Education hoisted Payne up the ladder. “I felt like school was going to be my way out,” he says. “School came easily to me, and I believed that if you get a good education then you can succeed.” The chaos of poverty around him felt irrelevant. “I felt like I was just passing through.”
He has a powerful tip for others in that position. His book ends with a précis of an astonishing Stanford study in which a group of school students were given writing assignments throughout the year that focused on their personal values. A control group wrote about values that were important to others.
The intervention closed the stubborn achievement gap between black and white students by 40%. That finding was borne out with different students in two subsequent experiments. Remarkably, the boost in their performance was still evident three years later.
So forget the Joneses – and the Kardashians – and remember who you are. It’s a lesson not just in coping with the ladder, but climbing it.
You owe me
When workers feel underappreciated, they have ways of balancing the ledger.
This is particularly bad news for New Zealand – as detailed in our April 29 cover story, executive pay is skyrocketing.
Payne says employees aren’t too hung up on their actual pay or the tasks they’re required to do. Cleaners can be just as happy in their work as a boss. But if they feel their reward doesn’t match their contribution – if they think they’re being shafted – workers find a way to balance things out.
If they can’t negotiate a raise, some choose to get what they feel they’re owed by stealing from their employer.
Others will seek to undercut their contribution. That might mean slacking off or pulling sickies. Or something more sinister: in the Martin Sprouse-edited 1992 book Sabotage in the American Workplace, there are examples of a postal worker destroying mail, a stockbroker making nonsense trades and a factory worker who put ball bearings in carburettors.

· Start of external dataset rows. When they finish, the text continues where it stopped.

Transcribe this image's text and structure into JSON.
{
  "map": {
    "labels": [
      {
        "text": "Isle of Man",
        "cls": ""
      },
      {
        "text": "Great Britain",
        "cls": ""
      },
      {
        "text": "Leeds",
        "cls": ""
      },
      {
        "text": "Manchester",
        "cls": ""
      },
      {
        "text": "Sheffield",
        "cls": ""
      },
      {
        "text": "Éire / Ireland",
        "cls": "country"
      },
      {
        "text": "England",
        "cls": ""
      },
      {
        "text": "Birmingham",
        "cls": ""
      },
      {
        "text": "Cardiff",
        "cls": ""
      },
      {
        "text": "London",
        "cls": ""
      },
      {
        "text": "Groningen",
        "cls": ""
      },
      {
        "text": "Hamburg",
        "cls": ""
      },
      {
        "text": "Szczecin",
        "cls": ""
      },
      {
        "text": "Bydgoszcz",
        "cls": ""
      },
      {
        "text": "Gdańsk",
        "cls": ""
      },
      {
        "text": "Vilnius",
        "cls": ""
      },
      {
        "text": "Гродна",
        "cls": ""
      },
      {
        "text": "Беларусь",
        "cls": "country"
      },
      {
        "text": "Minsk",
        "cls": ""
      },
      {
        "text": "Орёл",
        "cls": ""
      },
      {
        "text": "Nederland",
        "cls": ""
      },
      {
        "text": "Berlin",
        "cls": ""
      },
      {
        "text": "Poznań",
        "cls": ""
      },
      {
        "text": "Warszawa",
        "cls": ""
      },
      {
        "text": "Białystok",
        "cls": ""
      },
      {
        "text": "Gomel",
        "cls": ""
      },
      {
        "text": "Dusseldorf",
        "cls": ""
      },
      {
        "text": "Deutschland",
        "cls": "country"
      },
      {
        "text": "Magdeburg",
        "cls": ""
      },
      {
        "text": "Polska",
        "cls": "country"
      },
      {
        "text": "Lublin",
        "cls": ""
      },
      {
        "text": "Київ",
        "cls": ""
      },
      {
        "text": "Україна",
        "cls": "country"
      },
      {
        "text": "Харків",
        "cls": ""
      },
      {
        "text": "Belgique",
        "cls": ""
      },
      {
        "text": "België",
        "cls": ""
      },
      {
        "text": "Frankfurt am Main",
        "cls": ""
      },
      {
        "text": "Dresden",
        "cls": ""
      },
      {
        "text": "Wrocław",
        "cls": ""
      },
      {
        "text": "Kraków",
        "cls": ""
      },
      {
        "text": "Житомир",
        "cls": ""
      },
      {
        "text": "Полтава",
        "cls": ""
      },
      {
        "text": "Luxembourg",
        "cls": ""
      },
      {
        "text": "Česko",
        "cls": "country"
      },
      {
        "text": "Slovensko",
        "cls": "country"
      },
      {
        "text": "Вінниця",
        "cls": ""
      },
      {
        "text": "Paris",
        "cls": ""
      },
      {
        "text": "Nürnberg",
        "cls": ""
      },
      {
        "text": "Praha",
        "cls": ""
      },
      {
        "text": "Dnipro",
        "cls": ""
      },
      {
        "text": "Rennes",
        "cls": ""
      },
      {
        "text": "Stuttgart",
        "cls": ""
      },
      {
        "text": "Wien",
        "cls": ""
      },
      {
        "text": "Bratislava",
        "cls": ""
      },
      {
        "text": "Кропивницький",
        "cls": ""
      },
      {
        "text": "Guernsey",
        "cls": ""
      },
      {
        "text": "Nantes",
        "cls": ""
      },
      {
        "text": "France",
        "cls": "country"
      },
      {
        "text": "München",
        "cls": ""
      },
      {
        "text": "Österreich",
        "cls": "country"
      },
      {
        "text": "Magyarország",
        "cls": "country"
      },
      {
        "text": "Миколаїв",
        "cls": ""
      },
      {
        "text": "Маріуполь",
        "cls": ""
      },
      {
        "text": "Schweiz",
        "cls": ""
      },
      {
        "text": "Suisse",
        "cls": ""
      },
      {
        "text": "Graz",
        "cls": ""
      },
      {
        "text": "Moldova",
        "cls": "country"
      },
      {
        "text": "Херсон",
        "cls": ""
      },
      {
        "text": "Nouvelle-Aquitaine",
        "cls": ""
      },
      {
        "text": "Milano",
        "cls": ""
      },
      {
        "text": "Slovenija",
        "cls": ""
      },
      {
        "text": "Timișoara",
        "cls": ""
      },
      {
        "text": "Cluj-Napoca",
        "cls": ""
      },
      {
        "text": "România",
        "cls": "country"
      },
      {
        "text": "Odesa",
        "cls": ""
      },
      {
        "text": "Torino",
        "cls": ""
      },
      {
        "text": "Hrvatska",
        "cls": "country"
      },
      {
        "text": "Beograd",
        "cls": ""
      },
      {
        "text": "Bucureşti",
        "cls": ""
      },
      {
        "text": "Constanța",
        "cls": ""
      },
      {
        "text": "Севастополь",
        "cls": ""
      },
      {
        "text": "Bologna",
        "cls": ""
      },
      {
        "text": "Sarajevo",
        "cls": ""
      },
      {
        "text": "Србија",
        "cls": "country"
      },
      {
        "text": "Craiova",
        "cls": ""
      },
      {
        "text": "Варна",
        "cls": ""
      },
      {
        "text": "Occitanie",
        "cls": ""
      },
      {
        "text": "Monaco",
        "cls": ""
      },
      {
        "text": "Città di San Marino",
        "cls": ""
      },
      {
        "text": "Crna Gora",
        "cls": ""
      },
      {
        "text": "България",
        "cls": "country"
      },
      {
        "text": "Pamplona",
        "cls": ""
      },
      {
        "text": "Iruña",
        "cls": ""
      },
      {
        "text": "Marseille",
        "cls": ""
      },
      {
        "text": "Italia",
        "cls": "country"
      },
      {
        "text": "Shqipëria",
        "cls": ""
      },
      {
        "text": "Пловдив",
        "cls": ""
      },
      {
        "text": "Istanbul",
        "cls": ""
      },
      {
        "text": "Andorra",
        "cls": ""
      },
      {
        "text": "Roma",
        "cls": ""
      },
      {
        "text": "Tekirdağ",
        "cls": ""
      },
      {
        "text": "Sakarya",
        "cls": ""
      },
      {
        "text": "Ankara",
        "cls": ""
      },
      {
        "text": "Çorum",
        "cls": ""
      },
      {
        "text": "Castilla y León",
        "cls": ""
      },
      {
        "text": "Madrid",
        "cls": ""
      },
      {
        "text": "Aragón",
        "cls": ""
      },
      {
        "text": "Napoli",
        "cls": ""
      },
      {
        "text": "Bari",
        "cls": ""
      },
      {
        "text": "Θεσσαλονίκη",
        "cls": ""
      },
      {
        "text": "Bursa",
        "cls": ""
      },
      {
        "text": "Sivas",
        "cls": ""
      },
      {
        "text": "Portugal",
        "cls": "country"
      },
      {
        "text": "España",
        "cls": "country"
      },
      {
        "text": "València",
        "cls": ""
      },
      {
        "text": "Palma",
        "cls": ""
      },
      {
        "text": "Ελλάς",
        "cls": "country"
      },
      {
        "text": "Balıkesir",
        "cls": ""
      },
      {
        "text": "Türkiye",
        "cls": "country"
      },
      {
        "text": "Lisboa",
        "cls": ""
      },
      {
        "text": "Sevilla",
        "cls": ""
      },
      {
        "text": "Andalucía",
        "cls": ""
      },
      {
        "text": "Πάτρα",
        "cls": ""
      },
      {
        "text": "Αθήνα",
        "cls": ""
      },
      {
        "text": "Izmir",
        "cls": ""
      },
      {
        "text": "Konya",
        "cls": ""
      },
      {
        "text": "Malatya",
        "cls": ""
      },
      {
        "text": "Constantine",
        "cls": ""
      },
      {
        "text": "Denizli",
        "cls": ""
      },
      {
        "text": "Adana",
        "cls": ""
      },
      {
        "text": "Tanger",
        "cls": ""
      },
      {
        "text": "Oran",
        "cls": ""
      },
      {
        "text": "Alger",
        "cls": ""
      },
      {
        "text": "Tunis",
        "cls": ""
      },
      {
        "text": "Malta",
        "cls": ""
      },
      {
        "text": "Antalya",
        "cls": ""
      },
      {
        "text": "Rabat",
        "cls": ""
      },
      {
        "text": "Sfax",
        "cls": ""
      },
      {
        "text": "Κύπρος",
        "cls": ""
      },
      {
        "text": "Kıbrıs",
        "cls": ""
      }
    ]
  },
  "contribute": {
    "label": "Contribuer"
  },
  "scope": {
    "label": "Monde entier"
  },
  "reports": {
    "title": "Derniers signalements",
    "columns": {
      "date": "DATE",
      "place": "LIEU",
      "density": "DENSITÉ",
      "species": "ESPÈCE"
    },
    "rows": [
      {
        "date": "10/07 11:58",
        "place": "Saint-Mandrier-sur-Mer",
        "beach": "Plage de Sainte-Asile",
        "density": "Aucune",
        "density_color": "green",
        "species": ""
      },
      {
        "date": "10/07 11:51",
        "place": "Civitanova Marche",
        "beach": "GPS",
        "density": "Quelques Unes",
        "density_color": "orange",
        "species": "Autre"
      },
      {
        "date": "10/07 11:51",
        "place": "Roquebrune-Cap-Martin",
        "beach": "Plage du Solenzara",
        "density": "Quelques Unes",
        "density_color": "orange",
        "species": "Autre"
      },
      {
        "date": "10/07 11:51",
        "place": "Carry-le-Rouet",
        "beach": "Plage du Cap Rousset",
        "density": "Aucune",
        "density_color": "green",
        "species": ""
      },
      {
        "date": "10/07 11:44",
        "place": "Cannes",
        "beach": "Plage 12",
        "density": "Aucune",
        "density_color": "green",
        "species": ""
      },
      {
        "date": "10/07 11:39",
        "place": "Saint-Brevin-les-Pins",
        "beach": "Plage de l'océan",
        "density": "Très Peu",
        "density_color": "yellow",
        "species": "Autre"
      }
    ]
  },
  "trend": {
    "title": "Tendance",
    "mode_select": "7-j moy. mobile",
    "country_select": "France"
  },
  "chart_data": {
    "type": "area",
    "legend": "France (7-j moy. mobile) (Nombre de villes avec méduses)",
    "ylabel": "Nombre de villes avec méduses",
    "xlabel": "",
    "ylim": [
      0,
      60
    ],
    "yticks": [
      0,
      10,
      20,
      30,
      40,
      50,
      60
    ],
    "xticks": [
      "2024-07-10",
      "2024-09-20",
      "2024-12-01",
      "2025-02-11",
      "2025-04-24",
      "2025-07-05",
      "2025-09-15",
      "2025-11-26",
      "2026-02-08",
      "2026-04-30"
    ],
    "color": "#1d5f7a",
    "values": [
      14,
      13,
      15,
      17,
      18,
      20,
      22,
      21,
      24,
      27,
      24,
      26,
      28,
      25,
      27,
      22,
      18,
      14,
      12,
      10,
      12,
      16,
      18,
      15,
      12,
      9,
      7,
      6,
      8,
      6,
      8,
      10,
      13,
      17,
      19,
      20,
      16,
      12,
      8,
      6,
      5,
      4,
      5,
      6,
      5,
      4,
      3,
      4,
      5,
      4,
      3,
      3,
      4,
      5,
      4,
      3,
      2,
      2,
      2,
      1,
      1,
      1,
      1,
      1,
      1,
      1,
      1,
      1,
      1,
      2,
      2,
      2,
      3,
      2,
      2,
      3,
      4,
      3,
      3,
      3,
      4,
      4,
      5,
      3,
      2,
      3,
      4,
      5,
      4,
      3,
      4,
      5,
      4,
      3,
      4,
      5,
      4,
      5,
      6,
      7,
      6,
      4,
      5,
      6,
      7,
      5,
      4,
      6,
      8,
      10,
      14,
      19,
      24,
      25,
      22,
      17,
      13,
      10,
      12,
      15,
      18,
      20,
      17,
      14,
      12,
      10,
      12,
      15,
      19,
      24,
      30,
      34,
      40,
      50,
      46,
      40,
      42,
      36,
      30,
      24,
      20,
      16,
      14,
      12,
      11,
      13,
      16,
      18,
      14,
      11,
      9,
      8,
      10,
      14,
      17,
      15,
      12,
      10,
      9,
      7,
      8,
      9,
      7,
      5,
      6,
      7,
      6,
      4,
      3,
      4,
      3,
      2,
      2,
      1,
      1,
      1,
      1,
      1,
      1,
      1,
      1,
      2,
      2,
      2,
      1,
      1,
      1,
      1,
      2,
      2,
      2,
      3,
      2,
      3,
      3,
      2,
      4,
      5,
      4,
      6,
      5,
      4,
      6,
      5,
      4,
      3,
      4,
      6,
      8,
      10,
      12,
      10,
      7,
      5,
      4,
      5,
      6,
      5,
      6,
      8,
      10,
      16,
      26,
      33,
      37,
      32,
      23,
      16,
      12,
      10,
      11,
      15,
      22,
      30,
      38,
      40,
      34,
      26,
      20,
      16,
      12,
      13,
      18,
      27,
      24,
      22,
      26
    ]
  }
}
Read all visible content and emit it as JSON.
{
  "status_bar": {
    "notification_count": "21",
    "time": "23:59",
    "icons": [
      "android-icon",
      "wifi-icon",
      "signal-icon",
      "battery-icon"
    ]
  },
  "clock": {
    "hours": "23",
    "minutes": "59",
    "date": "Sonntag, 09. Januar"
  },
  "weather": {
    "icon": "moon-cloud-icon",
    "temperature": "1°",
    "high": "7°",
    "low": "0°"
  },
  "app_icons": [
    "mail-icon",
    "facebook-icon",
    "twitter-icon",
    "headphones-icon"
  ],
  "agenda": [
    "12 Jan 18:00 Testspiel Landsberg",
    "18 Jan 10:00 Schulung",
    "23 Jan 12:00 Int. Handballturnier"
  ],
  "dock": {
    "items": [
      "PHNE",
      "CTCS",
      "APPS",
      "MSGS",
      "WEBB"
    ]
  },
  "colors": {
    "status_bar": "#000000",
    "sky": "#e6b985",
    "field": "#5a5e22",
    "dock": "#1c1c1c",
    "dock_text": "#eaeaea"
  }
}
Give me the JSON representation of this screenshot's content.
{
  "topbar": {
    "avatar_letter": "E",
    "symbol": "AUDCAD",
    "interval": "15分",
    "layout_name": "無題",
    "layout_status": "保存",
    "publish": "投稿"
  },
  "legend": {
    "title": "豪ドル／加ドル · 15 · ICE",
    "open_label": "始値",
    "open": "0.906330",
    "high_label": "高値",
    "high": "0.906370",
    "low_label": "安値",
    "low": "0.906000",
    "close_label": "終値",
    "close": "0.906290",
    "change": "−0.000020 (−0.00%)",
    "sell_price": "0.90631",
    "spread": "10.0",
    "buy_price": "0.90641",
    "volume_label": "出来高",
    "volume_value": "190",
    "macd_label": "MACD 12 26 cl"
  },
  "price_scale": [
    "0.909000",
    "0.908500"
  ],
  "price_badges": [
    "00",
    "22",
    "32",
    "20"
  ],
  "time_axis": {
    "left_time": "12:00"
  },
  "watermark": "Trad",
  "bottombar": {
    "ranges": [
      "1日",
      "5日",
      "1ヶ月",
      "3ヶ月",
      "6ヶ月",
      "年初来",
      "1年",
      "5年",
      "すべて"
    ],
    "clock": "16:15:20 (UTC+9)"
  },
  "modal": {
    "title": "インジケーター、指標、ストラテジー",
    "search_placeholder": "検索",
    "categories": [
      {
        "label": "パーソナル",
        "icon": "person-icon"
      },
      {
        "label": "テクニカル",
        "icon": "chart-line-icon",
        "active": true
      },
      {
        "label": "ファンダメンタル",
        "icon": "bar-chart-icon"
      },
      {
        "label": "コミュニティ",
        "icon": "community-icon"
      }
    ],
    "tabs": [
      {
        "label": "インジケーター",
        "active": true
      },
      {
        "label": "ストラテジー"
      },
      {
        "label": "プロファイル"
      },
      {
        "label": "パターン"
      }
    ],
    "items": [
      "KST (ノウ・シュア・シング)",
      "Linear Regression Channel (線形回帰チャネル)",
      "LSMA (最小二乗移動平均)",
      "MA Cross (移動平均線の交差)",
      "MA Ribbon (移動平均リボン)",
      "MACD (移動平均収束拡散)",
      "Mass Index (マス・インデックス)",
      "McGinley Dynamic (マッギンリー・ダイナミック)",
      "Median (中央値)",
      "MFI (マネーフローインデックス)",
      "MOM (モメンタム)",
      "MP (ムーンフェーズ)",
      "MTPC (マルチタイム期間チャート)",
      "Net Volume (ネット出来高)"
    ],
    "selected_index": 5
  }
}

This article was first published in the October 28, 2017 issue of the New Zealand Listener.